→ About this exercise: In the records below, find each line that holds "value" and return it.

Start of Exercise materials

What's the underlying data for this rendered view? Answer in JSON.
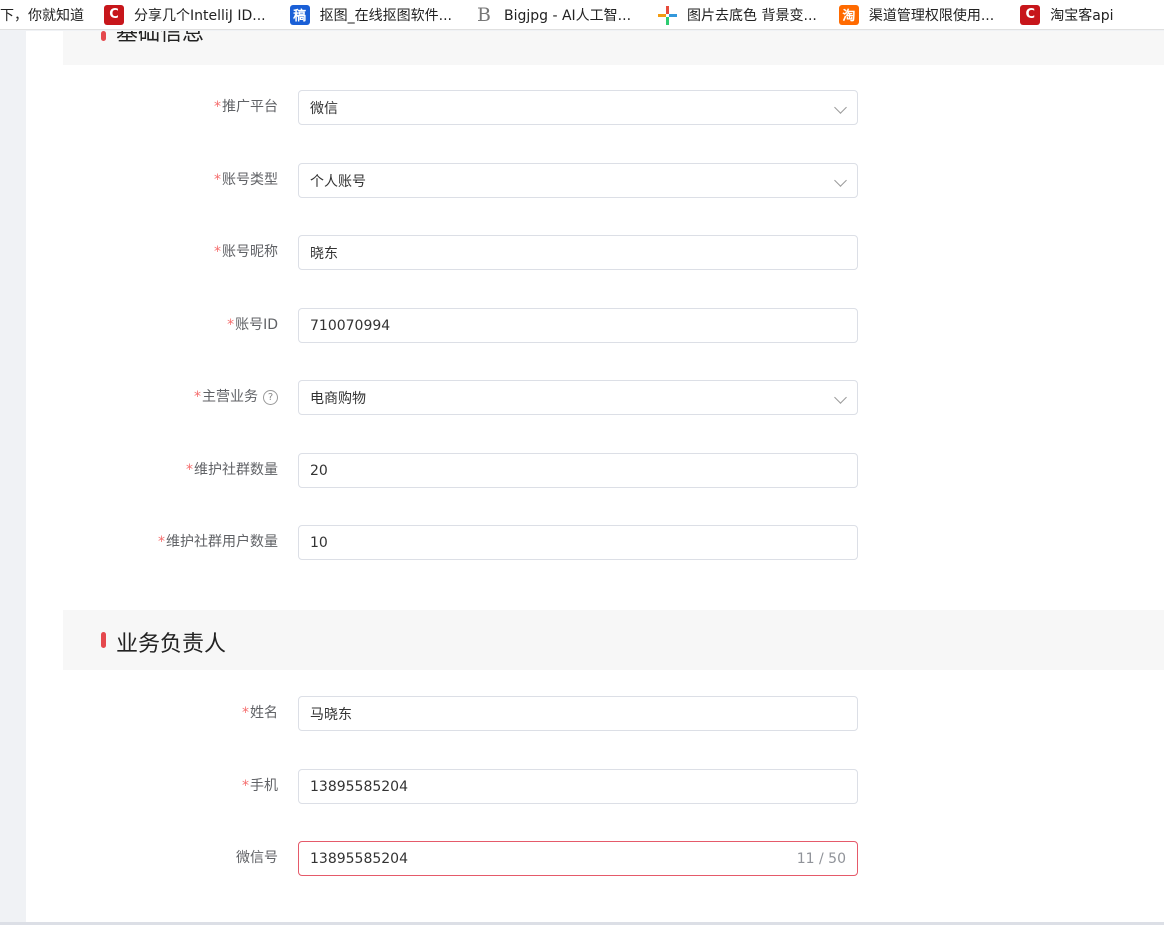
{
  "bookmarks": [
    {
      "icon": "none",
      "label": "下，你就知道"
    },
    {
      "icon": "csdn-logo-icon",
      "label": "分享几个IntelliJ ID..."
    },
    {
      "icon": "gaoding-logo-icon",
      "glyph": "稿",
      "label": "抠图_在线抠图软件..."
    },
    {
      "icon": "bigjpg-logo-icon",
      "glyph": "B",
      "label": "Bigjpg - AI人工智..."
    },
    {
      "icon": "colorful-cross-icon",
      "label": "图片去底色 背景变..."
    },
    {
      "icon": "taobao-logo-icon",
      "glyph": "淘",
      "label": "渠道管理权限使用..."
    },
    {
      "icon": "csdn-logo-icon",
      "label": "淘宝客api"
    }
  ],
  "sections": {
    "basic": {
      "title": "基础信息"
    },
    "owner": {
      "title": "业务负责人"
    }
  },
  "form": {
    "platform": {
      "label": "推广平台",
      "value": "微信"
    },
    "account_type": {
      "label": "账号类型",
      "value": "个人账号"
    },
    "nickname": {
      "label": "账号昵称",
      "value": "晓东"
    },
    "account_id": {
      "label": "账号ID",
      "value": "710070994"
    },
    "main_business": {
      "label": "主营业务",
      "value": "电商购物",
      "help": "?"
    },
    "group_count": {
      "label": "维护社群数量",
      "value": "20"
    },
    "group_user_count": {
      "label": "维护社群用户数量",
      "value": "10"
    },
    "name": {
      "label": "姓名",
      "value": "马晓东"
    },
    "phone": {
      "label": "手机",
      "value": "13895585204"
    },
    "wechat": {
      "label": "微信号",
      "value": "13895585204",
      "counter": "11 / 50"
    }
  },
  "colors": {
    "required": "#f56c6c",
    "accent_bar": "#e5484d",
    "error_border": "#e55a6a"
  }
}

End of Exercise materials

→ Problem solution:
      "value": "微信"
      "value": "个人账号"
      "value": "晓东"
      "value": "710070994"
      "value": "电商购物",
      "value": "20"
      "value": "10"
      "value": "马晓东"
      "value": "13895585204"
      "value": "13895585204",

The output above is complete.